WHAT THE EXERCISE ASKS: Repeat each record below exactly as given.

[Extracted data entries]
⟨
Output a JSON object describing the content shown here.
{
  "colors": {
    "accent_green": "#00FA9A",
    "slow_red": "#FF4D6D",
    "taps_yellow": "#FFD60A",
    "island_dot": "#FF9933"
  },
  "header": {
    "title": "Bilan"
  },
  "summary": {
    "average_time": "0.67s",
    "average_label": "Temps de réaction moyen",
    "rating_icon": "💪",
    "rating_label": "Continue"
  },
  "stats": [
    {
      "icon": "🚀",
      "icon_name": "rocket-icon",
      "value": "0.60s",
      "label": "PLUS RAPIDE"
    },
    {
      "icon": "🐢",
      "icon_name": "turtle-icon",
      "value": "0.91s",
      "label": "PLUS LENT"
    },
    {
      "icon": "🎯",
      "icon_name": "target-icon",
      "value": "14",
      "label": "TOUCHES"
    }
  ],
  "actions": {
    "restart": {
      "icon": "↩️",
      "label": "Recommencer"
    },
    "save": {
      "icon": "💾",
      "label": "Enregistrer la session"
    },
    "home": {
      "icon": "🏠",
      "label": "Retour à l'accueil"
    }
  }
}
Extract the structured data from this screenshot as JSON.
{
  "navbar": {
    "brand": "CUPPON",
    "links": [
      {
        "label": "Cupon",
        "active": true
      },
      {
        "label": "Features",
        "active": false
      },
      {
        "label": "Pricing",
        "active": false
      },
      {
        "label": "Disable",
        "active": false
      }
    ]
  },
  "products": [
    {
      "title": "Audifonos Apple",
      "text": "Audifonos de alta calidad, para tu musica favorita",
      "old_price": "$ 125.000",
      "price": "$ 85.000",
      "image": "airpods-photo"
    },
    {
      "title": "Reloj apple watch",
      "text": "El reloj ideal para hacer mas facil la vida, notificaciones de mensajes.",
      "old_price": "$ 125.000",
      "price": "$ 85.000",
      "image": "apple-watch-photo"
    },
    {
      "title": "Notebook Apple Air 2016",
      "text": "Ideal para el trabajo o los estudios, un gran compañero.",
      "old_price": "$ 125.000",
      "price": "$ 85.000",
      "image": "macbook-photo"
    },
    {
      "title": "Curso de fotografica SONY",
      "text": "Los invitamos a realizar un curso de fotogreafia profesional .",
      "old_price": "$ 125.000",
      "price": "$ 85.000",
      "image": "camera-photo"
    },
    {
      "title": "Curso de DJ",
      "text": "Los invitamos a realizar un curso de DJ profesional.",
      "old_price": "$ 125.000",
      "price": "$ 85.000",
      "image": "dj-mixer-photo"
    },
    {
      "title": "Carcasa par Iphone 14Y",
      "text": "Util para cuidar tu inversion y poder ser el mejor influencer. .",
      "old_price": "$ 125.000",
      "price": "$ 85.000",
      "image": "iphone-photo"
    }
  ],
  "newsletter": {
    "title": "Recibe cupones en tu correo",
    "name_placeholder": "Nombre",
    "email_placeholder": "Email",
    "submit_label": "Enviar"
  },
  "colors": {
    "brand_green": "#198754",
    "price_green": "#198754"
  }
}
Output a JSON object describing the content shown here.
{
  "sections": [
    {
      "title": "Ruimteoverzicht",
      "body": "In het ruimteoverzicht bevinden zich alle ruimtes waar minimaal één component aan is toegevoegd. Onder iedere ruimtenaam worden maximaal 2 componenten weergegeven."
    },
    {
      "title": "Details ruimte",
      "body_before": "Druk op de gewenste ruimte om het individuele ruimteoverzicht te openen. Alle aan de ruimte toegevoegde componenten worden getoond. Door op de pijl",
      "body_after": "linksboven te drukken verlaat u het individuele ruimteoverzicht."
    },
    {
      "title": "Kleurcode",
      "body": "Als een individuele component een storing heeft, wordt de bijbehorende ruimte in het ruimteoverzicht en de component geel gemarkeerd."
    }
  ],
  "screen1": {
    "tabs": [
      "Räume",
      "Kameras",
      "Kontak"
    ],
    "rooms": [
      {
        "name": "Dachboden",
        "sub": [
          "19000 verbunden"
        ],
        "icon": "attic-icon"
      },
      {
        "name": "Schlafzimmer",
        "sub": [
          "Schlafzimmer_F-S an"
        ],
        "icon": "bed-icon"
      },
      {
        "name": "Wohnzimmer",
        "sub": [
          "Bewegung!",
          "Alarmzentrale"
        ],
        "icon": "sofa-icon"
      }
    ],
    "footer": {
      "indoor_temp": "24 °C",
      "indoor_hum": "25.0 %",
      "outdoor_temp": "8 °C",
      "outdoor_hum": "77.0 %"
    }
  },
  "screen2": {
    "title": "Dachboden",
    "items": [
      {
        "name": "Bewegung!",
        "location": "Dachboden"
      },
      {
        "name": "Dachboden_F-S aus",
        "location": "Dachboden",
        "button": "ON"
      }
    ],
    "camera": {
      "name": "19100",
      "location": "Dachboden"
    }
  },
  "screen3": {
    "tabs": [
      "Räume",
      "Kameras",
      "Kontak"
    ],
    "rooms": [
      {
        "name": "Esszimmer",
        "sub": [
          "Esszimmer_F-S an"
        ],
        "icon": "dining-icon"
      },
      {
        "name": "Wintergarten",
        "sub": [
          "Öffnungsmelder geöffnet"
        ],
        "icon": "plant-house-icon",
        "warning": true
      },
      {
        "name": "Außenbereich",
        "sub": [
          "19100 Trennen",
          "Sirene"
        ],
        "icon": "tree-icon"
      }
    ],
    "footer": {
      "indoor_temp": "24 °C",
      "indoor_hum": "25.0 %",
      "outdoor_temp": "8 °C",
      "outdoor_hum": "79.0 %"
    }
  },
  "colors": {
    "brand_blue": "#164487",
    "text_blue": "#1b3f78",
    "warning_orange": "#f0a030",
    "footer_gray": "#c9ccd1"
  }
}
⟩
ANSWER SPACE:
Output a JSON object describing the content shown here.
{
  "colors": {
    "accent_green": "#00FA9A",
    "slow_red": "#FF4D6D",
    "taps_yellow": "#FFD60A",
    "island_dot": "#FF9933"
  },
  "header": {
    "title": "Bilan"
  },
  "summary": {
    "average_time": "0.67s",
    "average_label": "Temps de réaction moyen",
    "rating_icon": "💪",
    "rating_label": "Continue"
  },
  "stats": [
    {
      "icon": "🚀",
      "icon_name": "rocket-icon",
      "value": "0.60s",
      "label": "PLUS RAPIDE"
    },
    {
      "icon": "🐢",
      "icon_name": "turtle-icon",
      "value": "0.91s",
      "label": "PLUS LENT"
    },
    {
      "icon": "🎯",
      "icon_name": "target-icon",
      "value": "14",
      "label": "TOUCHES"
    }
  ],
  "actions": {
    "restart": {
      "icon": "↩️",
      "label": "Recommencer"
    },
    "save": {
      "icon": "💾",
      "label": "Enregistrer la session"
    },
    "home": {
      "icon": "🏠",
      "label": "Retour à l'accueil"
    }
  }
}
Extract the structured data from this screenshot as JSON.
{
  "navbar": {
    "brand": "CUPPON",
    "links": [
      {
        "label": "Cupon",
        "active": true
      },
      {
        "label": "Features",
        "active": false
      },
      {
        "label": "Pricing",
        "active": false
      },
      {
        "label": "Disable",
        "active": false
      }
    ]
  },
  "products": [
    {
      "title": "Audifonos Apple",
      "text": "Audifonos de alta calidad, para tu musica favorita",
      "old_price": "$ 125.000",
      "price": "$ 85.000",
      "image": "airpods-photo"
    },
    {
      "title": "Reloj apple watch",
      "text": "El reloj ideal para hacer mas facil la vida, notificaciones de mensajes.",
      "old_price": "$ 125.000",
      "price": "$ 85.000",
      "image": "apple-watch-photo"
    },
    {
      "title": "Notebook Apple Air 2016",
      "text": "Ideal para el trabajo o los estudios, un gran compañero.",
      "old_price": "$ 125.000",
      "price": "$ 85.000",
      "image": "macbook-photo"
    },
    {
      "title": "Curso de fotografica SONY",
      "text": "Los invitamos a realizar un curso de fotogreafia profesional .",
      "old_price": "$ 125.000",
      "price": "$ 85.000",
      "image": "camera-photo"
    },
    {
      "title": "Curso de DJ",
      "text": "Los invitamos a realizar un curso de DJ profesional.",
      "old_price": "$ 125.000",
      "price": "$ 85.000",
      "image": "dj-mixer-photo"
    },
    {
      "title": "Carcasa par Iphone 14Y",
      "text": "Util para cuidar tu inversion y poder ser el mejor influencer. .",
      "old_price": "$ 125.000",
      "price": "$ 85.000",
      "image": "iphone-photo"
    }
  ],
  "newsletter": {
    "title": "Recibe cupones en tu correo",
    "name_placeholder": "Nombre",
    "email_placeholder": "Email",
    "submit_label": "Enviar"
  },
  "colors": {
    "brand_green": "#198754",
    "price_green": "#198754"
  }
}
Output a JSON object describing the content shown here.
{
  "sections": [
    {
      "title": "Ruimteoverzicht",
      "body": "In het ruimteoverzicht bevinden zich alle ruimtes waar minimaal één component aan is toegevoegd. Onder iedere ruimtenaam worden maximaal 2 componenten weergegeven."
    },
    {
      "title": "Details ruimte",
      "body_before": "Druk op de gewenste ruimte om het individuele ruimteoverzicht te openen. Alle aan de ruimte toegevoegde componenten worden getoond. Door op de pijl",
      "body_after": "linksboven te drukken verlaat u het individuele ruimteoverzicht."
    },
    {
      "title": "Kleurcode",
      "body": "Als een individuele component een storing heeft, wordt de bijbehorende ruimte in het ruimteoverzicht en de component geel gemarkeerd."
    }
  ],
  "screen1": {
    "tabs": [
      "Räume",
      "Kameras",
      "Kontak"
    ],
    "rooms": [
      {
        "name": "Dachboden",
        "sub": [
          "19000 verbunden"
        ],
        "icon": "attic-icon"
      },
      {
        "name": "Schlafzimmer",
        "sub": [
          "Schlafzimmer_F-S an"
        ],
        "icon": "bed-icon"
      },
      {
        "name": "Wohnzimmer",
        "sub": [
          "Bewegung!",
          "Alarmzentrale"
        ],
        "icon": "sofa-icon"
      }
    ],
    "footer": {
      "indoor_temp": "24 °C",
      "indoor_hum": "25.0 %",
      "outdoor_temp": "8 °C",
      "outdoor_hum": "77.0 %"
    }
  },
  "screen2": {
    "title": "Dachboden",
    "items": [
      {
        "name": "Bewegung!",
        "location": "Dachboden"
      },
      {
        "name": "Dachboden_F-S aus",
        "location": "Dachboden",
        "button": "ON"
      }
    ],
    "camera": {
      "name": "19100",
      "location": "Dachboden"
    }
  },
  "screen3": {
    "tabs": [
      "Räume",
      "Kameras",
      "Kontak"
    ],
    "rooms": [
      {
        "name": "Esszimmer",
        "sub": [
          "Esszimmer_F-S an"
        ],
        "icon": "dining-icon"
      },
      {
        "name": "Wintergarten",
        "sub": [
          "Öffnungsmelder geöffnet"
        ],
        "icon": "plant-house-icon",
        "warning": true
      },
      {
        "name": "Außenbereich",
        "sub": [
          "19100 Trennen",
          "Sirene"
        ],
        "icon": "tree-icon"
      }
    ],
    "footer": {
      "indoor_temp": "24 °C",
      "indoor_hum": "25.0 %",
      "outdoor_temp": "8 °C",
      "outdoor_hum": "79.0 %"
    }
  },
  "colors": {
    "brand_blue": "#164487",
    "text_blue": "#1b3f78",
    "warning_orange": "#f0a030",
    "footer_gray": "#c9ccd1"
  }
}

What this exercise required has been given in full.